> Description of the task: Leaving all pictures aside, write out the records below precisely as given.

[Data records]
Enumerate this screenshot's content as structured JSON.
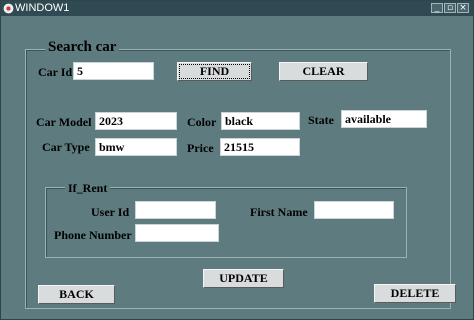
{
  "window": {
    "title": "WINDOW1",
    "icon": "app-icon",
    "controls": [
      "minimize-icon",
      "maximize-icon",
      "close-icon"
    ]
  },
  "search": {
    "legend": "Search car",
    "car_id_label": "Car Id",
    "car_id_value": "5",
    "find_label": "FIND",
    "clear_label": "CLEAR"
  },
  "details": {
    "car_model_label": "Car Model",
    "car_model_value": "2023",
    "color_label": "Color",
    "color_value": "black",
    "state_label": "State",
    "state_value": "available",
    "car_type_label": "Car Type",
    "car_type_value": "bmw",
    "price_label": "Price",
    "price_value": "21515"
  },
  "rent": {
    "legend": "If_Rent",
    "user_id_label": "User Id",
    "user_id_value": "",
    "first_name_label": "First Name",
    "first_name_value": "",
    "phone_label": "Phone Number",
    "phone_value": ""
  },
  "actions": {
    "update_label": "UPDATE",
    "back_label": "BACK",
    "delete_label": "DELETE"
  }
}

> Answer for this exercise:
Enumerate this screenshot's content as structured JSON.
{
  "window": {
    "title": "WINDOW1",
    "icon": "app-icon",
    "controls": [
      "minimize-icon",
      "maximize-icon",
      "close-icon"
    ]
  },
  "search": {
    "legend": "Search car",
    "car_id_label": "Car Id",
    "car_id_value": "5",
    "find_label": "FIND",
    "clear_label": "CLEAR"
  },
  "details": {
    "car_model_label": "Car Model",
    "car_model_value": "2023",
    "color_label": "Color",
    "color_value": "black",
    "state_label": "State",
    "state_value": "available",
    "car_type_label": "Car Type",
    "car_type_value": "bmw",
    "price_label": "Price",
    "price_value": "21515"
  },
  "rent": {
    "legend": "If_Rent",
    "user_id_label": "User Id",
    "user_id_value": "",
    "first_name_label": "First Name",
    "first_name_value": "",
    "phone_label": "Phone Number",
    "phone_value": ""
  },
  "actions": {
    "update_label": "UPDATE",
    "back_label": "BACK",
    "delete_label": "DELETE"
  }
}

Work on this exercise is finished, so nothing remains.